▸ What is needed: Each of the following records is to be printed verbatim.

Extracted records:

· · · ·

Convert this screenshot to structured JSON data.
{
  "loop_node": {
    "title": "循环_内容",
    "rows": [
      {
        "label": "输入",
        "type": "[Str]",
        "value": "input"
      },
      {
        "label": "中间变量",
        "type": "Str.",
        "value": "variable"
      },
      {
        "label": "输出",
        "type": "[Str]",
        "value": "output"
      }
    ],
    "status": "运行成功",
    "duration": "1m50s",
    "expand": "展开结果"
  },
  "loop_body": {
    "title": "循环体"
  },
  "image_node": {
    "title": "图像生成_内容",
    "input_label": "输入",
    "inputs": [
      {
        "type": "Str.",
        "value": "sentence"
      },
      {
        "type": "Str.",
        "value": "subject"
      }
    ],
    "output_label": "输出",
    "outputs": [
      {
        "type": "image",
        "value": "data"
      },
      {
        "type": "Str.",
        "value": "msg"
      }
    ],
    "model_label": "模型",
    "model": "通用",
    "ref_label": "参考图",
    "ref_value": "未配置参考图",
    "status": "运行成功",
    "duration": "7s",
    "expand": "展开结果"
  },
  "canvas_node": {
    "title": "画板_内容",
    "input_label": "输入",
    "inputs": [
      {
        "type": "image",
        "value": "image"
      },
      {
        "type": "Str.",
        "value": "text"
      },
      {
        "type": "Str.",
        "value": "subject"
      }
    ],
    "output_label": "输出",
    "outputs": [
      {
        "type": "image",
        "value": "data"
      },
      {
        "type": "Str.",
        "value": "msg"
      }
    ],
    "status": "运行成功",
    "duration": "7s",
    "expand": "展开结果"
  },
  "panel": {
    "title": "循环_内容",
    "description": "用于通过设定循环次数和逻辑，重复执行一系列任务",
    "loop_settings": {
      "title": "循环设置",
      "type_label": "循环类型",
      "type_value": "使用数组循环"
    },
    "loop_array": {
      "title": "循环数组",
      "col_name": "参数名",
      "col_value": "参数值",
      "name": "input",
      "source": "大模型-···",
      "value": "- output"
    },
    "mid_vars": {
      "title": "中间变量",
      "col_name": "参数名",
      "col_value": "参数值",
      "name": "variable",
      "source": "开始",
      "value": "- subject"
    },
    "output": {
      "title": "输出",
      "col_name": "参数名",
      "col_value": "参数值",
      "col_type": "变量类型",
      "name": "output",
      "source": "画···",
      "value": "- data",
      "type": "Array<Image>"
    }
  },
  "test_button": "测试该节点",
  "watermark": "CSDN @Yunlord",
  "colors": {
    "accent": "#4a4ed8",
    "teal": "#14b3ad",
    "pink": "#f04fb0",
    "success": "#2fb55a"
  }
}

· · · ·

▸ Written solution:
Convert this screenshot to structured JSON data.
{
  "loop_node": {
    "title": "循环_内容",
    "rows": [
      {
        "label": "输入",
        "type": "[Str]",
        "value": "input"
      },
      {
        "label": "中间变量",
        "type": "Str.",
        "value": "variable"
      },
      {
        "label": "输出",
        "type": "[Str]",
        "value": "output"
      }
    ],
    "status": "运行成功",
    "duration": "1m50s",
    "expand": "展开结果"
  },
  "loop_body": {
    "title": "循环体"
  },
  "image_node": {
    "title": "图像生成_内容",
    "input_label": "输入",
    "inputs": [
      {
        "type": "Str.",
        "value": "sentence"
      },
      {
        "type": "Str.",
        "value": "subject"
      }
    ],
    "output_label": "输出",
    "outputs": [
      {
        "type": "image",
        "value": "data"
      },
      {
        "type": "Str.",
        "value": "msg"
      }
    ],
    "model_label": "模型",
    "model": "通用",
    "ref_label": "参考图",
    "ref_value": "未配置参考图",
    "status": "运行成功",
    "duration": "7s",
    "expand": "展开结果"
  },
  "canvas_node": {
    "title": "画板_内容",
    "input_label": "输入",
    "inputs": [
      {
        "type": "image",
        "value": "image"
      },
      {
        "type": "Str.",
        "value": "text"
      },
      {
        "type": "Str.",
        "value": "subject"
      }
    ],
    "output_label": "输出",
    "outputs": [
      {
        "type": "image",
        "value": "data"
      },
      {
        "type": "Str.",
        "value": "msg"
      }
    ],
    "status": "运行成功",
    "duration": "7s",
    "expand": "展开结果"
  },
  "panel": {
    "title": "循环_内容",
    "description": "用于通过设定循环次数和逻辑，重复执行一系列任务",
    "loop_settings": {
      "title": "循环设置",
      "type_label": "循环类型",
      "type_value": "使用数组循环"
    },
    "loop_array": {
      "title": "循环数组",
      "col_name": "参数名",
      "col_value": "参数值",
      "name": "input",
      "source": "大模型-···",
      "value": "- output"
    },
    "mid_vars": {
      "title": "中间变量",
      "col_name": "参数名",
      "col_value": "参数值",
      "name": "variable",
      "source": "开始",
      "value": "- subject"
    },
    "output": {
      "title": "输出",
      "col_name": "参数名",
      "col_value": "参数值",
      "col_type": "变量类型",
      "name": "output",
      "source": "画···",
      "value": "- data",
      "type": "Array<Image>"
    }
  },
  "test_button": "测试该节点",
  "watermark": "CSDN @Yunlord",
  "colors": {
    "accent": "#4a4ed8",
    "teal": "#14b3ad",
    "pink": "#f04fb0",
    "success": "#2fb55a"
  }
}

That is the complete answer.